The idea that the mere act of publishing a guest editorial written by a United States senator about using the military to quell riots threatens the lives or physical safety of New York Times staffers is utterly absurd. There was not one single member of the military deployed by Senator Tom Cotton's editorial, or even so much as a twitch of a finger of excess force employed by printing the editorial. Cotton laid out the legal and policy justification for deploying the military to save lives and protect property.
It is reasonable to disagree with Cotton's argument, as this is a very hotly contested policy debate. It is not reasonable to squeal that ink on paper or pixels on a screen threatens anyone's safety. It is absurd to equate physical safety with political disagreement or hurt feelings.
In publicly flogging itself about printing the editorial, the Times betrays the profession of journalism.
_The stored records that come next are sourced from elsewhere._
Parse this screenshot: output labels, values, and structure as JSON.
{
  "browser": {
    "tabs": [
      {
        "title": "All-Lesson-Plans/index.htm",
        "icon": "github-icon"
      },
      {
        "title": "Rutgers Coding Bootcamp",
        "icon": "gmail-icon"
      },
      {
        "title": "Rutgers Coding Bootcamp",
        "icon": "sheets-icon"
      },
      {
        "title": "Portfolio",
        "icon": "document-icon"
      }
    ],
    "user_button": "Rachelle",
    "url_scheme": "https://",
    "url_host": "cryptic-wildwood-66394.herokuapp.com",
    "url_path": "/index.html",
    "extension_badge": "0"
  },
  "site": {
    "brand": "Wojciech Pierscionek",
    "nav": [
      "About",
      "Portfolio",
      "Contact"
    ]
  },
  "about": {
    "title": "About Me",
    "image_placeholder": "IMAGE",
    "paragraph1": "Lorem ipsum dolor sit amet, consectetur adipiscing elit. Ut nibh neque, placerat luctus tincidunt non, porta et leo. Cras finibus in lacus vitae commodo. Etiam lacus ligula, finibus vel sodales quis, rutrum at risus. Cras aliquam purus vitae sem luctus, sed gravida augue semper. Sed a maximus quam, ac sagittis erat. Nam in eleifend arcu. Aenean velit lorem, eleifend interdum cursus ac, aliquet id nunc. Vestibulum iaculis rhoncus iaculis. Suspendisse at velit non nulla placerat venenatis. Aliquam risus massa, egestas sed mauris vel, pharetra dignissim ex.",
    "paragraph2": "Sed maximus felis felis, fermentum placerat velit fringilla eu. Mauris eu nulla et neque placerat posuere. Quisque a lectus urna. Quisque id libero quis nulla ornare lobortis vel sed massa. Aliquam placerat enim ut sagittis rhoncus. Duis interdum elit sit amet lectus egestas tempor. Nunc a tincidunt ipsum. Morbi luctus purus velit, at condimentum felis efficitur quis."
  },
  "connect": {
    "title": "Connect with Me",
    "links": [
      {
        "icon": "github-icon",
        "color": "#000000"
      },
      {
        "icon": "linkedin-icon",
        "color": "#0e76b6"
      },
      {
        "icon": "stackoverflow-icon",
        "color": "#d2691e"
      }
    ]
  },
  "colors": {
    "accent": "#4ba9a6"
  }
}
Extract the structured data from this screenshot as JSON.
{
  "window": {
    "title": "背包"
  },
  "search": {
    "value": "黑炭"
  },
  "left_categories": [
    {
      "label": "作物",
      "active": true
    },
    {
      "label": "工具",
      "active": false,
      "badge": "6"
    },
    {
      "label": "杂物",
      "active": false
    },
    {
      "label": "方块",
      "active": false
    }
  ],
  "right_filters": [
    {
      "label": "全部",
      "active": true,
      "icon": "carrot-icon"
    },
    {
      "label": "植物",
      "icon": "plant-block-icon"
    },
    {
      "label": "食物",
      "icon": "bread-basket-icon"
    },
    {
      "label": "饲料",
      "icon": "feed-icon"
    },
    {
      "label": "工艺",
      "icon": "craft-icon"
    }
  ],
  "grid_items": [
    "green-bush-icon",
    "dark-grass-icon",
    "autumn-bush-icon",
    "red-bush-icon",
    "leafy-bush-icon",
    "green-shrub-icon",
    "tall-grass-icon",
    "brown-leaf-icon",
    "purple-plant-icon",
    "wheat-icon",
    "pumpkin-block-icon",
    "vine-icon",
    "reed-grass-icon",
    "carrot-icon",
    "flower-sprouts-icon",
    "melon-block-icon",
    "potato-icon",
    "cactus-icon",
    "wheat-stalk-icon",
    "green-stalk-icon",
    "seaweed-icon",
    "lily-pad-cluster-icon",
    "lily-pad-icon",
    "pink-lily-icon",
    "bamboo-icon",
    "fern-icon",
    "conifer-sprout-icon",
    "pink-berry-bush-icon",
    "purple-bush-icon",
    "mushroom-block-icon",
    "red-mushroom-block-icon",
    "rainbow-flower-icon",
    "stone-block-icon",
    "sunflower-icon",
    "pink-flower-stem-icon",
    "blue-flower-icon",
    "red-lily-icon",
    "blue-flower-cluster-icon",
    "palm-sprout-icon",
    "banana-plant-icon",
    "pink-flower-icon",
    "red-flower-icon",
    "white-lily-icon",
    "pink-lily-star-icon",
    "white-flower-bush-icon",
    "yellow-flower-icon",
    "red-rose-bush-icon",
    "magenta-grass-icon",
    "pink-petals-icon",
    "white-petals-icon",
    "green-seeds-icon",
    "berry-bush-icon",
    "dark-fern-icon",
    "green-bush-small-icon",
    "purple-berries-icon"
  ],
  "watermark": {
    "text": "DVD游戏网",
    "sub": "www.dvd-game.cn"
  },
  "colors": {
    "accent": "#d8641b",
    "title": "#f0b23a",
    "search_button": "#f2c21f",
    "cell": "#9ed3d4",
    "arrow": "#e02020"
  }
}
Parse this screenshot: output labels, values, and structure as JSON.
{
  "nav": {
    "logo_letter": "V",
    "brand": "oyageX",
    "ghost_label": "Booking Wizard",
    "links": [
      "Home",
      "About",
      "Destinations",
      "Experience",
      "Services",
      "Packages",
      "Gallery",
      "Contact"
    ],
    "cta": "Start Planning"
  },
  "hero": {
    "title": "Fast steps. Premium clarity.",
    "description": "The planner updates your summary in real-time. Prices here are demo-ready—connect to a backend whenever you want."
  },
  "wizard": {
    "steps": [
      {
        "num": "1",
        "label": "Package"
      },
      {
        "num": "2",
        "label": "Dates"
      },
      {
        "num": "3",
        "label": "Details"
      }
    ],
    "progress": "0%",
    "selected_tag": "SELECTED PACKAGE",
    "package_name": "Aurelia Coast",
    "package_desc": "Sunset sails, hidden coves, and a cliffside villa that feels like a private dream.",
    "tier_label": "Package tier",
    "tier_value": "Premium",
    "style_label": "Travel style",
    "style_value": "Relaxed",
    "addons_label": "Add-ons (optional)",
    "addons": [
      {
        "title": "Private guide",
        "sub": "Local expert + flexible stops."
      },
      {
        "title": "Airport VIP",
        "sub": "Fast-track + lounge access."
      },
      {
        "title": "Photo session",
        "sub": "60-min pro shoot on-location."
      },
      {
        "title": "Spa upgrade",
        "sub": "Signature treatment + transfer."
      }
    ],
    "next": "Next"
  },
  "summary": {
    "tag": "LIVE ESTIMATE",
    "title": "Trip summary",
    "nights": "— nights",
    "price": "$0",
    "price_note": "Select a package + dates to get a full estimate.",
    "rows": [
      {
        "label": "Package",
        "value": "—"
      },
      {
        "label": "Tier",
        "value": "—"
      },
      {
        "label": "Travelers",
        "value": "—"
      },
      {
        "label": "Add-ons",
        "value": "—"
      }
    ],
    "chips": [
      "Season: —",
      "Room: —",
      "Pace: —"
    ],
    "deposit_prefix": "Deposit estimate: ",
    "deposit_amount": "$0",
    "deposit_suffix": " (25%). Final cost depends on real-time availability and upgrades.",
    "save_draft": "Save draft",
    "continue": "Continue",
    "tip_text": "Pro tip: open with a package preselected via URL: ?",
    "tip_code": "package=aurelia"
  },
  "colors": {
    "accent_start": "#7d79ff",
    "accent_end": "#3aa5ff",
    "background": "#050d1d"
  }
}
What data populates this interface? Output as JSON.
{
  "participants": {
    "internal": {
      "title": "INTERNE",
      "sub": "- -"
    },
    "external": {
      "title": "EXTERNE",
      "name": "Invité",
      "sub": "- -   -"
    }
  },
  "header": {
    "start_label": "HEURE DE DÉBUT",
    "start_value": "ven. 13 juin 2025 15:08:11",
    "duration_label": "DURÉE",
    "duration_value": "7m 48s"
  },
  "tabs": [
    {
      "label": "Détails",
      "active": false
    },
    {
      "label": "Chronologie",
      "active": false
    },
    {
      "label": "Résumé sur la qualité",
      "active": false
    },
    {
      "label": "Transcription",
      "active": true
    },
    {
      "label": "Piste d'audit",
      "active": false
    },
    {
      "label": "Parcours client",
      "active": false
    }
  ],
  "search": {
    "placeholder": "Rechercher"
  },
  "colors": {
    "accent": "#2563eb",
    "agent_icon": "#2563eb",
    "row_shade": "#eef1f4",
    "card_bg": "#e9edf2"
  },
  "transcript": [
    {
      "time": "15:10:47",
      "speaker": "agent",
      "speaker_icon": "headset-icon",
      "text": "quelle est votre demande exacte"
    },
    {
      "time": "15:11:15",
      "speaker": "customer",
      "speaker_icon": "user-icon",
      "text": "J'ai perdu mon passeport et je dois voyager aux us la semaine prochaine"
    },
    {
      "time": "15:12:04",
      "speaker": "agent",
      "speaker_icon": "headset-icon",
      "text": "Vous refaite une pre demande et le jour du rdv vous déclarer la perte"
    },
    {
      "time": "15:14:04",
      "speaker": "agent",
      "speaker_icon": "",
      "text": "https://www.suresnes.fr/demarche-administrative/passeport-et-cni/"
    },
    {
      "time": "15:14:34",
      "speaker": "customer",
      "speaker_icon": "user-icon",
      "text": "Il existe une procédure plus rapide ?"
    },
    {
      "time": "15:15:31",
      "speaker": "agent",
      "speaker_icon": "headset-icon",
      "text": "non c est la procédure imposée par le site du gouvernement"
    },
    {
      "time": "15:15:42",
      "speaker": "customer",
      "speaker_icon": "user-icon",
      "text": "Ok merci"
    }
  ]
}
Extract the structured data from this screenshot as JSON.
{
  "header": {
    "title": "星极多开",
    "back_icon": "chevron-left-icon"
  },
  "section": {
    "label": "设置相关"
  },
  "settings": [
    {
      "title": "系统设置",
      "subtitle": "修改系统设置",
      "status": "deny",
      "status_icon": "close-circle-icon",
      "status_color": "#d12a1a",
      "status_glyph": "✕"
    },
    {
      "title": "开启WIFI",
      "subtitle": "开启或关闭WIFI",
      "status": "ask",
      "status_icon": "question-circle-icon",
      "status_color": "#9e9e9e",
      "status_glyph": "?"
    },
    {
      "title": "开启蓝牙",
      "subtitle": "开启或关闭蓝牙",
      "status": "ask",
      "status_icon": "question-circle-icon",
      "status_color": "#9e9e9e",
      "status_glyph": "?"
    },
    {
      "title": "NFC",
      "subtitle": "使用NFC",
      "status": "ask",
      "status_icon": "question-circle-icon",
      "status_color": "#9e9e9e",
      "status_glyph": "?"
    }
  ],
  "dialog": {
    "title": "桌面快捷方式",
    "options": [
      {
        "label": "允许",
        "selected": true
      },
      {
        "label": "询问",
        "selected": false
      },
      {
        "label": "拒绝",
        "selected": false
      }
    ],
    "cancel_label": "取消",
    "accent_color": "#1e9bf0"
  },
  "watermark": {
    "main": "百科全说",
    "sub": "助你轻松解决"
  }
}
Obviously the policy justification for deploying the military is newsworthy, and printing it makes NYT readers better informed. Refusing to print such editorials in the future is an act of self-censorship that is antithetical to the mission of informing the public. As a result, fewer people will understand the policy justifications for such things, and it is never good to have a public that is less informed.
Furthermore, the mainstream news media (especially major publications like the New York Times and the Washington Post, as well as CNN and network news) are already distrusted by a large portion of the population. Openly refusing to print an explanation of public policy by a sitting U.S. senator because it hurts the staff's feelings will only erode that trust and reinforce conspiracy theories.
Finally, we should be very worried about the culture of free speech. We may not be censored by the government (not yet, anyway) but when perfectly reasonable decisions such as publishing a guest column that the editor disagrees with can result in careers destroyed, then we really do not have free speech. This will make some people walk on eggshells or not speak at all. If we are really concerned about the free exchange of ideas and an informed electorate, we should expect major corporations not to back down in the face of "woke" Leftist bullies.
But that will not be the only consequence. This type of "woke" corporate censorship will silence some, but it will actually encourage others to be intentionally offensive, with the justification of "[expletive] your feelings." It will Balkanize news consumption, which is already problematic when a significant portion of the American people only follow news sources that they already agree with. None of these are good outcomes.
The news media has been very good at puffing up their chests and declaring that they will not be silenced or censored by a President that they hate, but as soon as they get real pressure from their own employees, they collapse like a house of cards. It is one thing to be "courageous" in the face of a President who mouths off a lot but has taken no real steps to curtail freedom of the press, but quite another thing to be courageous in the face of internal pressure and protest. The New York Times has failed a critical test here, and their cowardice will encourage more attacks from the "woke" mob, not less.